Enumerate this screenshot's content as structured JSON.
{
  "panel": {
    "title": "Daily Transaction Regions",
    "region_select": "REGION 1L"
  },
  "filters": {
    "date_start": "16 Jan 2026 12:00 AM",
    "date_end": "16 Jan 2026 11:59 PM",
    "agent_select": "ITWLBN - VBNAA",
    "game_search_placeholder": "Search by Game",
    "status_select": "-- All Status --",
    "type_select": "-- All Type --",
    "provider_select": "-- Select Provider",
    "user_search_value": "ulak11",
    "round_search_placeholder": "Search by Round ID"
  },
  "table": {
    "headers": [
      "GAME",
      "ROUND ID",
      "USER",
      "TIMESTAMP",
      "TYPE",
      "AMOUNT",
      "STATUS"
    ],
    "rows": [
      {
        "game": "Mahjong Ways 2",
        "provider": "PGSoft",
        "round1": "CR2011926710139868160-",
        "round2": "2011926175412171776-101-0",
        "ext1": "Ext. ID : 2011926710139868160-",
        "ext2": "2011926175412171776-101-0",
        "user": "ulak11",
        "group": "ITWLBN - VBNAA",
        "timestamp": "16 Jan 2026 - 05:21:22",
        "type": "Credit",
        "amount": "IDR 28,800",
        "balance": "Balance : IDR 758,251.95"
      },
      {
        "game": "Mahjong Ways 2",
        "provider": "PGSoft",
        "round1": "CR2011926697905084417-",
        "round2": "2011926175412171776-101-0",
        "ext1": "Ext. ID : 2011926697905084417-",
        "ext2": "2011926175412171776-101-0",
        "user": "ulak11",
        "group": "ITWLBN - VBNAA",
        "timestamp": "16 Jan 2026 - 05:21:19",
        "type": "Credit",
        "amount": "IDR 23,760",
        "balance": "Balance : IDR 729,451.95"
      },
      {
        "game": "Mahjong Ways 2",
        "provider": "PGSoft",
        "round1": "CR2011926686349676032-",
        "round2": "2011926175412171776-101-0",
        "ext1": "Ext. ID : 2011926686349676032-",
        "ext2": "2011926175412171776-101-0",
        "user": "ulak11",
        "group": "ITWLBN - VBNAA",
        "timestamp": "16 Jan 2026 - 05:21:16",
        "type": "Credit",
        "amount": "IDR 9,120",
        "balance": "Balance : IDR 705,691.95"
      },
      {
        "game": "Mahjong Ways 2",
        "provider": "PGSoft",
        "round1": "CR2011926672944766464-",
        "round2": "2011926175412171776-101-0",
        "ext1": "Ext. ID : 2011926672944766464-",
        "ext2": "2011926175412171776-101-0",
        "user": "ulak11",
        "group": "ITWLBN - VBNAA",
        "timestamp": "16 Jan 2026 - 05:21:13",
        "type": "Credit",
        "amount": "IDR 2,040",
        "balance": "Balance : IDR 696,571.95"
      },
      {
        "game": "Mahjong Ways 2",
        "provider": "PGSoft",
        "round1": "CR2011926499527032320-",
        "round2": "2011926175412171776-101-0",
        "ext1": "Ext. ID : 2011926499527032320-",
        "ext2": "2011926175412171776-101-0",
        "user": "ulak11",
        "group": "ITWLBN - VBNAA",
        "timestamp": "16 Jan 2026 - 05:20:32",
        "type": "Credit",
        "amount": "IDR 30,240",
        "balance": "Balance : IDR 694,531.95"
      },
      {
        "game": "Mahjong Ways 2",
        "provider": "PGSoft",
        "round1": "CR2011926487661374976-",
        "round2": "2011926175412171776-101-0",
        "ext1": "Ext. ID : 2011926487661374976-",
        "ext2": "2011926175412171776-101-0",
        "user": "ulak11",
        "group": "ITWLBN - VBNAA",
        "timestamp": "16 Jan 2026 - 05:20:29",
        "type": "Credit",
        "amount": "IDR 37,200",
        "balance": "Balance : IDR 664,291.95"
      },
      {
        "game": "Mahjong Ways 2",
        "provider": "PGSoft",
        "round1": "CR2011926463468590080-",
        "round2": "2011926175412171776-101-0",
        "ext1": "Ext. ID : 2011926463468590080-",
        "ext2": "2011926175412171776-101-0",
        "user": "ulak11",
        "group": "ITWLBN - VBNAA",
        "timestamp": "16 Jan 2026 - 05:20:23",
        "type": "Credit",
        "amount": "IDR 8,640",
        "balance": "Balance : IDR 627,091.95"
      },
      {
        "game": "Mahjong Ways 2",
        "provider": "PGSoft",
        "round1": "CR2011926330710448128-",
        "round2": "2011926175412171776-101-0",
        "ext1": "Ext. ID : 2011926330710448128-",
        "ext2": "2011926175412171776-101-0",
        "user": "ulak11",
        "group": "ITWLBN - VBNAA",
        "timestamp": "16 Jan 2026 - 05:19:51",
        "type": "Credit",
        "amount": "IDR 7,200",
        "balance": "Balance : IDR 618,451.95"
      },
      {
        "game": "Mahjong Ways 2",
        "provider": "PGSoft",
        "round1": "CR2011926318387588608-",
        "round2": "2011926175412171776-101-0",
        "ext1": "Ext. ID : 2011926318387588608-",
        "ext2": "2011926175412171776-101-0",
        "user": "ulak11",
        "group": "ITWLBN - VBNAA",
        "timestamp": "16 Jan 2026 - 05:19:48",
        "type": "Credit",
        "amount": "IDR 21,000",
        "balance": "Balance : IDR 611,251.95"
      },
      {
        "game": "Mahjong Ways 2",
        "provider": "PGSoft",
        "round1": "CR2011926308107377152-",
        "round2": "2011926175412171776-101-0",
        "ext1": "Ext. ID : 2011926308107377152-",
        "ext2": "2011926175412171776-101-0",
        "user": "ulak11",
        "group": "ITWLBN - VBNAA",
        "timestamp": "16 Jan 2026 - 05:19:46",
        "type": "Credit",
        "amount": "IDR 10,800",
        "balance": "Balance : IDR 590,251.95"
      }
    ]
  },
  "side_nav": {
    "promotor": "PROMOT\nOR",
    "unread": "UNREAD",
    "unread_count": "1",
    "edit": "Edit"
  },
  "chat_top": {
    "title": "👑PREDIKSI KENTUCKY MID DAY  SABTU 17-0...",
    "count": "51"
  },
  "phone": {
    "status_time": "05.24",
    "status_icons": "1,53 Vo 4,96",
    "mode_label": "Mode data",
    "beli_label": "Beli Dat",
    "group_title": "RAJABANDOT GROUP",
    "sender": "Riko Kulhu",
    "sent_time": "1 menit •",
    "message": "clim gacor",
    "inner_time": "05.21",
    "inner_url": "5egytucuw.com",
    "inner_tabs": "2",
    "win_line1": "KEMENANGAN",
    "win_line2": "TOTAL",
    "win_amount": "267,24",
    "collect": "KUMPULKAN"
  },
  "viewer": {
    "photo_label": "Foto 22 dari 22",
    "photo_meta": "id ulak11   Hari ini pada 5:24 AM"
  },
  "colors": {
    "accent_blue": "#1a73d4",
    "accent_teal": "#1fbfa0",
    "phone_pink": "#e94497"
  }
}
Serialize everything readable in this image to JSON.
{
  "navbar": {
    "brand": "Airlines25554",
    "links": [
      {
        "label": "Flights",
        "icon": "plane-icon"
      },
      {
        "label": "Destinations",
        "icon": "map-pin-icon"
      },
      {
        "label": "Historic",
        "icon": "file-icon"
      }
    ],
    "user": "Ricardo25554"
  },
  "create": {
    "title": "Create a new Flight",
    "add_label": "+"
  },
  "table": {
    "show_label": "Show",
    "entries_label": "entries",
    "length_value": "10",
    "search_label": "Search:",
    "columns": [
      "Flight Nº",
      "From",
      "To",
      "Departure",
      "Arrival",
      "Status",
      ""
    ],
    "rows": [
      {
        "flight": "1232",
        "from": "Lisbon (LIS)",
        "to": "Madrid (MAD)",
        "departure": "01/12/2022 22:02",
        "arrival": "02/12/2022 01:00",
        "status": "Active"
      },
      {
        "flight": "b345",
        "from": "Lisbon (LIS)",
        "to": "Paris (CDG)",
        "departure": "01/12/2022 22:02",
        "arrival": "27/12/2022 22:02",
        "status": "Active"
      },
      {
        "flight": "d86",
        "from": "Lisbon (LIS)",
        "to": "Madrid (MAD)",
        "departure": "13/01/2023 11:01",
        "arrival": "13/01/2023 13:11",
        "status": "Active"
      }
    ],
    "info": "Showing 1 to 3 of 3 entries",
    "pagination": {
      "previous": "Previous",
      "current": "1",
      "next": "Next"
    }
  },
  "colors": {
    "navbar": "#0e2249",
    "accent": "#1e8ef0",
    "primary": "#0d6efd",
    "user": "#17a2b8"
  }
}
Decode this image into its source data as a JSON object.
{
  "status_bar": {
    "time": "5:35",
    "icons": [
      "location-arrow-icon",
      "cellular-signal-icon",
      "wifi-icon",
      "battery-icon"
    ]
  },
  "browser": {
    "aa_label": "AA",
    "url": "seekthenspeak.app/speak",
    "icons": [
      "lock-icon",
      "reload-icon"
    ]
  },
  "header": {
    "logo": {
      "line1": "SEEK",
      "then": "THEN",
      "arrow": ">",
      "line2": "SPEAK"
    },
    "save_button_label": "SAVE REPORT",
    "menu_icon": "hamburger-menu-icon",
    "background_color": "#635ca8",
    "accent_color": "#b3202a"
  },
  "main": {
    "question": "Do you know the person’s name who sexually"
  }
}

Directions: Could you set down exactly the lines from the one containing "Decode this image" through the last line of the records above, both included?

Written reply:
Decode this image into its source data as a JSON object.
{
  "status_bar": {
    "time": "5:35",
    "icons": [
      "location-arrow-icon",
      "cellular-signal-icon",
      "wifi-icon",
      "battery-icon"
    ]
  },
  "browser": {
    "aa_label": "AA",
    "url": "seekthenspeak.app/speak",
    "icons": [
      "lock-icon",
      "reload-icon"
    ]
  },
  "header": {
    "logo": {
      "line1": "SEEK",
      "then": "THEN",
      "arrow": ">",
      "line2": "SPEAK"
    },
    "save_button_label": "SAVE REPORT",
    "menu_icon": "hamburger-menu-icon",
    "background_color": "#635ca8",
    "accent_color": "#b3202a"
  },
  "main": {
    "question": "Do you know the person’s name who sexually"
  }
}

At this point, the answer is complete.